Jordan Peterson: Critical commentaries

Jordan Peterson is a Canadian academic who has recently and rapidly risen to prominence as a spokesperson for various right-wing and conservative views on gender, intellectual life, and social issues. Here, we have collected together some critical commentary on his work. Additions are most welcome.

Robinson, in The intellectual we deserve, writes, “Jordan Peterson appears very profound […] Yet he has almost nothing of value to say.” Robinson describes the tactics JP uses to achieve his appearance of profundity and intellectual value. Yet his writings and speeches are “comically befuddled, pompous, and ignorant.”

Peterson’s 1999 book Maps of Meaning offers “an elaborate, unprovable, unfalsifiable, unintelligle theory”. Because of the way he writes, some of it appears to hold true, but is so abstract that it cannot be proved or disproved. He is like other grand theorists who ‘use verbosity to cover for a lack of profundity’. His obscurantism is “a tactic for badgering readers into deference  to the writer’s authority”. For example, the diagrams and figures in Maps of Meaning are “masterpieces of unprovable gibberish”. While his self-help book inflates the obvious into the awe-inspiring.

Many critics of his work have failed to note what he’s saying. But the problem of the misrepresentation of Peterson is that he’s highly vague and vacillating. The multiplicity of possible meanings in his work makes it irrefutable (which is bad). As Robinson comments, “he’s a Rorschach test who can be interpreted many ways”. And some of what Peterson says is just plain wrong.
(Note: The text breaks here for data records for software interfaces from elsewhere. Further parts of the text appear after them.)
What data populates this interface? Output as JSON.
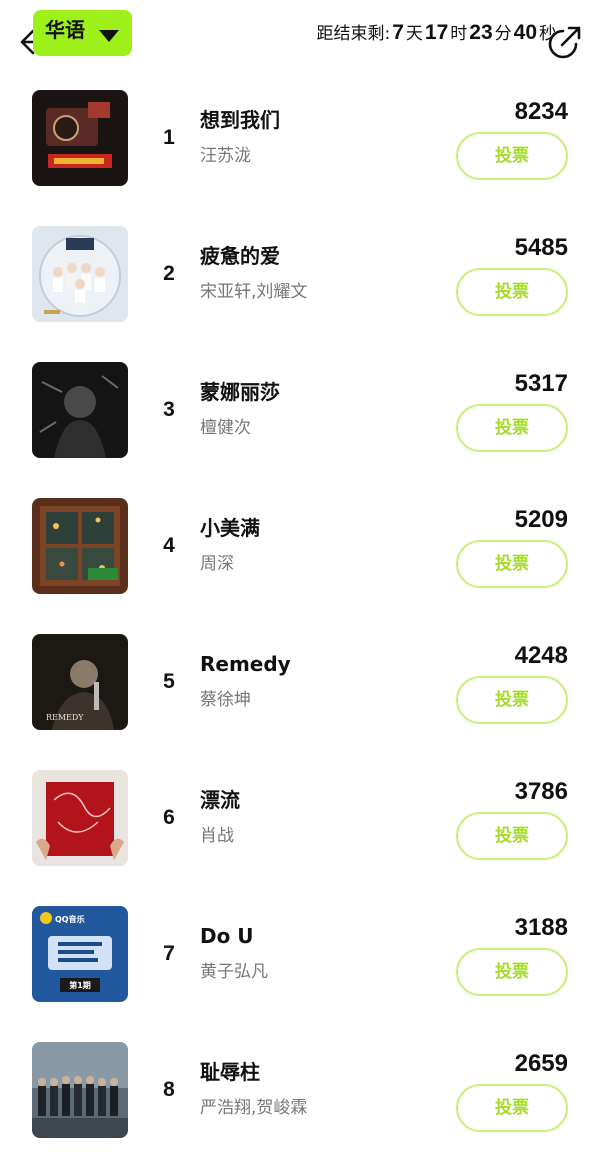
{
  "header": {
    "language": "华语",
    "countdown": {
      "prefix": "距结束剩:",
      "days": "7",
      "days_unit": "天",
      "hours": "17",
      "hours_unit": "时",
      "minutes": "23",
      "minutes_unit": "分",
      "seconds": "40",
      "seconds_unit": "秒"
    }
  },
  "songs": [
    {
      "rank": "1",
      "title": "想到我们",
      "artist": "汪苏泷",
      "votes": "8234",
      "vote_label": "投票"
    },
    {
      "rank": "2",
      "title": "疲惫的爱",
      "artist": "宋亚轩,刘耀文",
      "votes": "5485",
      "vote_label": "投票"
    },
    {
      "rank": "3",
      "title": "蒙娜丽莎",
      "artist": "檀健次",
      "votes": "5317",
      "vote_label": "投票"
    },
    {
      "rank": "4",
      "title": "小美满",
      "artist": "周深",
      "votes": "5209",
      "vote_label": "投票"
    },
    {
      "rank": "5",
      "title": "Remedy",
      "artist": "蔡徐坤",
      "votes": "4248",
      "vote_label": "投票"
    },
    {
      "rank": "6",
      "title": "漂流",
      "artist": "肖战",
      "votes": "3786",
      "vote_label": "投票"
    },
    {
      "rank": "7",
      "title": "Do U",
      "artist": "黄子弘凡",
      "votes": "3188",
      "vote_label": "投票"
    },
    {
      "rank": "8",
      "title": "耻辱柱",
      "artist": "严浩翔,贺峻霖",
      "votes": "2659",
      "vote_label": "投票"
    }
  ],
  "cover_logos": {
    "cover_7": "QQ音乐",
    "cover_7_episode": "第1期",
    "cover_5": "REMEDY"
  },
  "colors": {
    "accent": "#9ef01a",
    "vote_border": "#c9f07a",
    "vote_text": "#a6dc2a"
  }
}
He holds an incredibly ignorant, simplistic, and dismissive view of politics and of social justice efforts.

Robinson argues that, “Peterson is popular partly because he criticizes social justice activists in a way many people find satisfying, and some of those criticisms have merit. He is popular partly because he offers adrift young men a sense of heroic purpose, and offers angry young men rationalizations for their hatreds. And he is popular partly because academia and the left have failed spectacularly at helping make the world intelligible to ordinary people, and giving them a clear and compelling political vision.”

Beauchamp (above) notes that Peterson is seen by his supporters as an avatar of reason and facts pushing back against irrational ‘social justice warriors’. His approach as a public intellectual is to ‘take inflammatory, somewhat misinformed stances on issues of public concern outside his area of expertise’. His framework allows dismissal of any kind of privilege, as a “Marxist lie” designed to enable the Marxist-postmodernist effort to seize control of the state.

There are of course defences of Peterson's work in response to such commentaries, and debates over how to understand his work. Here are some: